Fallen Wilmington firefighters

Chris Leach, Jerry Fickes, and Ardy Hope (L to R)

A Wilmington firefighter is on a mission, inspired by tragedy, to honor the dreams of the fallen

Firefighter Adam Risden founded a non-profit called Project Lakeview after the deaths of Chris Leach, Ardy Hope, and Jerry Fickes at a 2016 arson fire on Lakeview Road in Wilmington's Canby Park section. Their deaths rocked the fire department.

"As we found out with Lakeview Road, you can never predict anything, you go to fires, things happen," he said.

Wilmington firefighter Adam Risden

Wilmington firefighter Adam Risden

His goal is similar to the Make-a-Wish Foundation. He wants to make dreams come true for the families of the fallen.
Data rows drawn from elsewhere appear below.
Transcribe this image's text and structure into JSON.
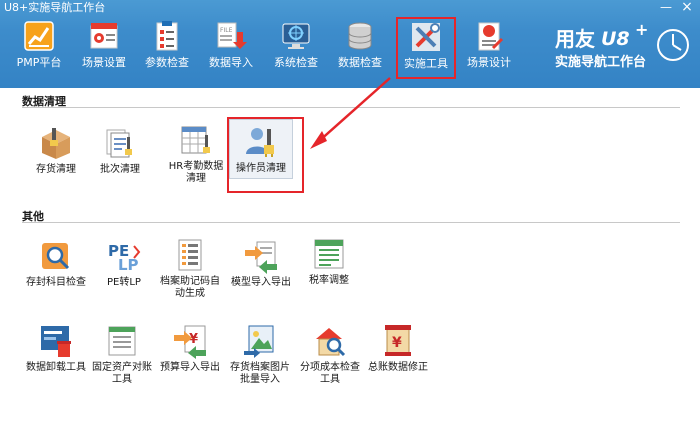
{
  "window": {
    "title": "U8+实施导航工作台",
    "minimize": "—",
    "close": "×"
  },
  "toolbar": [
    {
      "label": "PMP平台",
      "icon": "bar-chart-icon"
    },
    {
      "label": "场景设置",
      "icon": "scene-settings-icon"
    },
    {
      "label": "参数检查",
      "icon": "checklist-icon"
    },
    {
      "label": "数据导入",
      "icon": "file-import-icon"
    },
    {
      "label": "系统检查",
      "icon": "monitor-check-icon"
    },
    {
      "label": "数据检查",
      "icon": "database-icon"
    },
    {
      "label": "实施工具",
      "icon": "tools-icon",
      "active": true
    },
    {
      "label": "场景设计",
      "icon": "design-icon"
    }
  ],
  "brand": {
    "name": "用友",
    "version": "U8",
    "plus": "+",
    "subtitle": "实施导航工作台"
  },
  "sections": {
    "data_cleanup": {
      "title": "数据清理",
      "items": [
        {
          "label": "存货清理",
          "icon": "inventory-box-icon"
        },
        {
          "label": "批次清理",
          "icon": "batch-document-icon"
        },
        {
          "label": "HR考勤数据清理",
          "icon": "table-brush-icon"
        },
        {
          "label": "操作员清理",
          "icon": "operator-brush-icon",
          "selected": true
        }
      ]
    },
    "other": {
      "title": "其他",
      "row1": [
        {
          "label": "存封科目检查",
          "icon": "box-search-icon"
        },
        {
          "label": "PE转LP",
          "icon": "pe-lp-icon"
        },
        {
          "label": "档案助记码自动生成",
          "icon": "list-generate-icon"
        },
        {
          "label": "模型导入导出",
          "icon": "model-transfer-icon"
        },
        {
          "label": "税率调整",
          "icon": "tax-rate-icon"
        }
      ],
      "row2": [
        {
          "label": "数据卸载工具",
          "icon": "data-uninstall-icon"
        },
        {
          "label": "固定资产对账工具",
          "icon": "asset-reconcile-icon"
        },
        {
          "label": "预算导入导出",
          "icon": "budget-transfer-icon"
        },
        {
          "label": "存货档案图片批量导入",
          "icon": "image-import-icon"
        },
        {
          "label": "分项成本检查工具",
          "icon": "cost-check-icon"
        },
        {
          "label": "总账数据修正",
          "icon": "ledger-fix-icon"
        }
      ]
    }
  },
  "colors": {
    "titlebar": "#3d8ccb",
    "highlight": "#e5252a",
    "text": "#1a1a1a"
  }
}
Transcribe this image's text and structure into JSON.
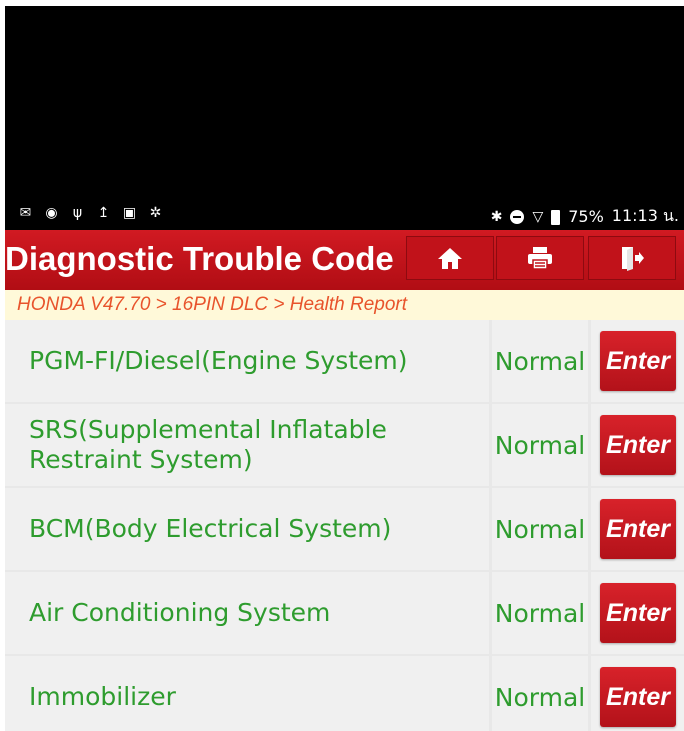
{
  "status_bar": {
    "left_icons": [
      "mail-icon",
      "chat-icon",
      "usb-icon",
      "upload-icon",
      "image-icon",
      "bluetooth-outline-icon"
    ],
    "battery_percent": "75%",
    "time": "11:13 น."
  },
  "header": {
    "title": "Diagnostic Trouble Code",
    "buttons": [
      "home-icon",
      "print-icon",
      "exit-icon"
    ],
    "accent_color": "#c8141c"
  },
  "breadcrumb": "HONDA V47.70 > 16PIN DLC > Health Report",
  "systems": [
    {
      "name": "PGM-FI/Diesel(Engine System)",
      "status": "Normal",
      "action": "Enter"
    },
    {
      "name": "SRS(Supplemental Inflatable Restraint System)",
      "status": "Normal",
      "action": "Enter"
    },
    {
      "name": "BCM(Body Electrical System)",
      "status": "Normal",
      "action": "Enter"
    },
    {
      "name": "Air Conditioning System",
      "status": "Normal",
      "action": "Enter"
    },
    {
      "name": "Immobilizer",
      "status": "Normal",
      "action": "Enter"
    }
  ],
  "colors": {
    "status_green": "#2e9c2e",
    "breadcrumb_orange": "#e8542c",
    "breadcrumb_bg": "#fff9d9"
  }
}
"If somebody passes away, I'd love to be able to contact the family and asked them if there's something they dreamt about doing, if there's something that the person was passionate about...and ultimately, fulfill that dream," told WDEL. 

He said many of the firefighters with WFD have second jobs or have their own business on the side in an effort to work towards their goals.

"If there was something that you guys were working towards, you were dreaming about taking your family somewhere, I'd like to honor that person by saying 'alrighty, well, let's do that. I'd love to send you there; I'd love to do everything for you. Just tell me when you want to go and where you want to go."

Project Lakeview's slogan will be Honoring Dreams of the Fallen.

While money isn't everything, he said honoring the memory of a loved one by doing something they had planned to do with that person can be healing.

"After somebody passes away, unfortunately, you're bombarded by so many things, and so many people want to talk to you. With line of duty deaths, the news always wants to talk to people, if I can get the family away and just let them be away with the family and let them begin to heal on their own without having to deal with the stresses of everyday life, for a week or 10 days, whatever I could do, I think that would be very important too.

Normally, when you go on a vacation, you try to make it memorable, so if we can do on behalf of somebody and make it to where it's so special because it's something they wanted to do, and essentially, it gives them the time to get away and begin the healing process.

So many times you go to funerals...when it's a very close family member, it's always just kind of a blur, but if I can get a family together and take them to a place that they were dreaming about, let them build that memory on behalf of their significant other, really focus on beginning to heal and building bonds back together."

Founded in October of 2020, Project Lakeview's fundraising efforts are in the early stages. At first, dreams will be fulfilled for local first responders, but Risden hopes to one day launch nationally. 

"We do have dream--a very big dream--it's going to take some work, and we're just starting to get our name out there right now," he said. "As we begin to grow, we do want to become a national name. I want to do any first responder--police, fire, EMS. I have an ultimate dream of one day being able to do any first responder across the country."

A separate firefighter effort is raising money for a memorial that will be unveiled at 1927 Lakeview Road on September 24, 2021, the five-year-anniversary of the fatal fire.